PhD - Leuven | More than two weeks ago
You will investigate, design and validate on-chip sensing techniques to test mm-wave integrated circuits operating above 100 GHz
The integration of millimeter-wave and sub-THz functionalities is growing and consolidating on many monolithic technologies, from CMOS to bipolar and hetero-junction based. On the one hand, this allows to design radio-frequency integrated circuits (RFICs) for many fascinating applications, such as multi-Gbit/s communication, RADAR sensing and spectroscopy. On the other hand, this requires expensive measurement equipment with sometimes complicate calibrations. Further, the design for built-in self test (BIST) poses interesting challenges at such high operating frequencies.
This PhD research aims at integrating capabilities of measurement, characterization and BIST within the mm-wave/sub-THz RFICs. Starting from circuit techniques available in literature (such as detection of power/envelope, sensing of complex impedance, and coherent/incoherent sensing of transmit/reflection coefficients), this research will investigate and develop circuit solutions that operate at mm-wave/sub-THz on different technologies, on wide bandwidths, consume small powers and are compact in area. This is meant to complement or even replace expensive measurement equipment and calibrations, and to innovate on BIST for such high operating frequencies.

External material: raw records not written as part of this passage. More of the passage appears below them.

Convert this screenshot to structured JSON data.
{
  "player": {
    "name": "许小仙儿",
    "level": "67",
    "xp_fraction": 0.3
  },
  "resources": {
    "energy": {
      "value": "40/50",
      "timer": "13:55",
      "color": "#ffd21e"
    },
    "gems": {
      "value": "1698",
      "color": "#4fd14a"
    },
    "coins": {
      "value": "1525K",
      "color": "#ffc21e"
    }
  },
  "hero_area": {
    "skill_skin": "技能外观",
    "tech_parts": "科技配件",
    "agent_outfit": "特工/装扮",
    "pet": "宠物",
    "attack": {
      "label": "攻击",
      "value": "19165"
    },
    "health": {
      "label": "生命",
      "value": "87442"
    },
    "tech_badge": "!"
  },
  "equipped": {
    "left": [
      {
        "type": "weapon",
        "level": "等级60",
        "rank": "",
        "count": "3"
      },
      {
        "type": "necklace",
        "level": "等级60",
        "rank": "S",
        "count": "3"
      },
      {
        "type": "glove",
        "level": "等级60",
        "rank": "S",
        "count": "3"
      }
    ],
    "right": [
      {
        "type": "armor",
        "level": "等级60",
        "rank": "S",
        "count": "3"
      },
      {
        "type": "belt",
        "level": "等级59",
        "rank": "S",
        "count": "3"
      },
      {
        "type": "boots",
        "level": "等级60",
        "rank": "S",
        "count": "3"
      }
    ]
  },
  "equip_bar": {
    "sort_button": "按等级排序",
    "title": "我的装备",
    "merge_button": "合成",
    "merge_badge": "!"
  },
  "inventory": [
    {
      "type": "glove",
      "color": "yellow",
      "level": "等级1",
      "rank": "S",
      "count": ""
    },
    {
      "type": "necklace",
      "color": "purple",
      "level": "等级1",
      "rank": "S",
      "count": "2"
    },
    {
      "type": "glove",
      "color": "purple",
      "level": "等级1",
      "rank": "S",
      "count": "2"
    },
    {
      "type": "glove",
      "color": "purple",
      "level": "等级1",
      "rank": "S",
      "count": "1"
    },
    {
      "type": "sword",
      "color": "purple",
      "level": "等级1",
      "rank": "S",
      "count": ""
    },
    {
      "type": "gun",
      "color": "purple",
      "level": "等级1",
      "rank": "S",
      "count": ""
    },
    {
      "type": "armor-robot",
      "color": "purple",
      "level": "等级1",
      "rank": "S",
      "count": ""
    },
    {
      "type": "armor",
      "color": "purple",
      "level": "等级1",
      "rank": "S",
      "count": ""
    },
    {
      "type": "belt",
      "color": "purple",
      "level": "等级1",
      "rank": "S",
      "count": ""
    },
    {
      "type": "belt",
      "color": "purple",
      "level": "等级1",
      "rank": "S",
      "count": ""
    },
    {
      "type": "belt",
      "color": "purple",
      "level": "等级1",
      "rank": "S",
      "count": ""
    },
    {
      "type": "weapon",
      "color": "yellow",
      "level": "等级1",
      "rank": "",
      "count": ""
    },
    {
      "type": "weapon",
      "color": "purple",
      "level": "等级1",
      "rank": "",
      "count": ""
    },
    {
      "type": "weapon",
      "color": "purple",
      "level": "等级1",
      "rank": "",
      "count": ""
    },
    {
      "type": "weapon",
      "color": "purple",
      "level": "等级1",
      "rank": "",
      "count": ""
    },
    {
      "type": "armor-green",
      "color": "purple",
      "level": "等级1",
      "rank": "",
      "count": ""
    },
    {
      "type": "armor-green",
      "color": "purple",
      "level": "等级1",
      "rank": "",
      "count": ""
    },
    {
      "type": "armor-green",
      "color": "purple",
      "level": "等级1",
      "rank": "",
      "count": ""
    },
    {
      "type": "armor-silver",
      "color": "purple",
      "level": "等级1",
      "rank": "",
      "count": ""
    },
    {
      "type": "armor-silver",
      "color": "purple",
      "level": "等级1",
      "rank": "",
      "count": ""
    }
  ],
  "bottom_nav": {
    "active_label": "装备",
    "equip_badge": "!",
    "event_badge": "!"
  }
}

This PhD research will benefit of guidance and teamwork within the Advanced-RF department at imec, with expertise on RF technologies and devices, on RFIC design, on communication and radar systems. The position will be based in the headquarter of imec in Leuven, Belgium.
Who you are
Required background: MSc degree in electrical, electronic or communication engineering or equivalent; knowledge of RF and analog IC design
Type of work: 10% literature, 20% architectural study, 50% IC design, 20% experimental
Supervisor: Piet Wambacq
Daily advisor: Giovanni Mangraviti
The reference code for this position is 2022-061. Mention this reference code on your application form.